• [THE PROBLEM]:
Below is a set of entries; give all of them again exactly.
>>>>>
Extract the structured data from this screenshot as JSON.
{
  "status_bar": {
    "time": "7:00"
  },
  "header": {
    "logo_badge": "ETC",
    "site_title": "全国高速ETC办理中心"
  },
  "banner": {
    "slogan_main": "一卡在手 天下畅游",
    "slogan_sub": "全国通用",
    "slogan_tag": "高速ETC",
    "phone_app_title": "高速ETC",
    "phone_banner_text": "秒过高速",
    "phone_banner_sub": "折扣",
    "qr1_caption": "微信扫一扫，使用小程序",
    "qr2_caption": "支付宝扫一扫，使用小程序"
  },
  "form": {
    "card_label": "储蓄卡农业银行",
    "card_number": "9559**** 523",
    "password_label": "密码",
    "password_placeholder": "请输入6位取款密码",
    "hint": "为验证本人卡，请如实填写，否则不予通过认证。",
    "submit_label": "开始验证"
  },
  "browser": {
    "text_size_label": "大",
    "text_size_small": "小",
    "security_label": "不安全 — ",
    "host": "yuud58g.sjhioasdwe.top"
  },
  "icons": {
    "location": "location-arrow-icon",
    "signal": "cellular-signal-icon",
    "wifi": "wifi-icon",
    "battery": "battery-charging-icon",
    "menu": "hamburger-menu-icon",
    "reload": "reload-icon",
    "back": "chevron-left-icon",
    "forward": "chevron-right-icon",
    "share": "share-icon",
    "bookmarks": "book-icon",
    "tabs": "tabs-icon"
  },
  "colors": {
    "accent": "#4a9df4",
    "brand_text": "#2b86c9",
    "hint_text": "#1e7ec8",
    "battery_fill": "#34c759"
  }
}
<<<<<
• [EXPECTED OUTPUT]:
Extract the structured data from this screenshot as JSON.
{
  "status_bar": {
    "time": "7:00"
  },
  "header": {
    "logo_badge": "ETC",
    "site_title": "全国高速ETC办理中心"
  },
  "banner": {
    "slogan_main": "一卡在手 天下畅游",
    "slogan_sub": "全国通用",
    "slogan_tag": "高速ETC",
    "phone_app_title": "高速ETC",
    "phone_banner_text": "秒过高速",
    "phone_banner_sub": "折扣",
    "qr1_caption": "微信扫一扫，使用小程序",
    "qr2_caption": "支付宝扫一扫，使用小程序"
  },
  "form": {
    "card_label": "储蓄卡农业银行",
    "card_number": "9559**** 523",
    "password_label": "密码",
    "password_placeholder": "请输入6位取款密码",
    "hint": "为验证本人卡，请如实填写，否则不予通过认证。",
    "submit_label": "开始验证"
  },
  "browser": {
    "text_size_label": "大",
    "text_size_small": "小",
    "security_label": "不安全 — ",
    "host": "yuud58g.sjhioasdwe.top"
  },
  "icons": {
    "location": "location-arrow-icon",
    "signal": "cellular-signal-icon",
    "wifi": "wifi-icon",
    "battery": "battery-charging-icon",
    "menu": "hamburger-menu-icon",
    "reload": "reload-icon",
    "back": "chevron-left-icon",
    "forward": "chevron-right-icon",
    "share": "share-icon",
    "bookmarks": "book-icon",
    "tabs": "tabs-icon"
  },
  "colors": {
    "accent": "#4a9df4",
    "brand_text": "#2b86c9",
    "hint_text": "#1e7ec8",
    "battery_fill": "#34c759"
  }
}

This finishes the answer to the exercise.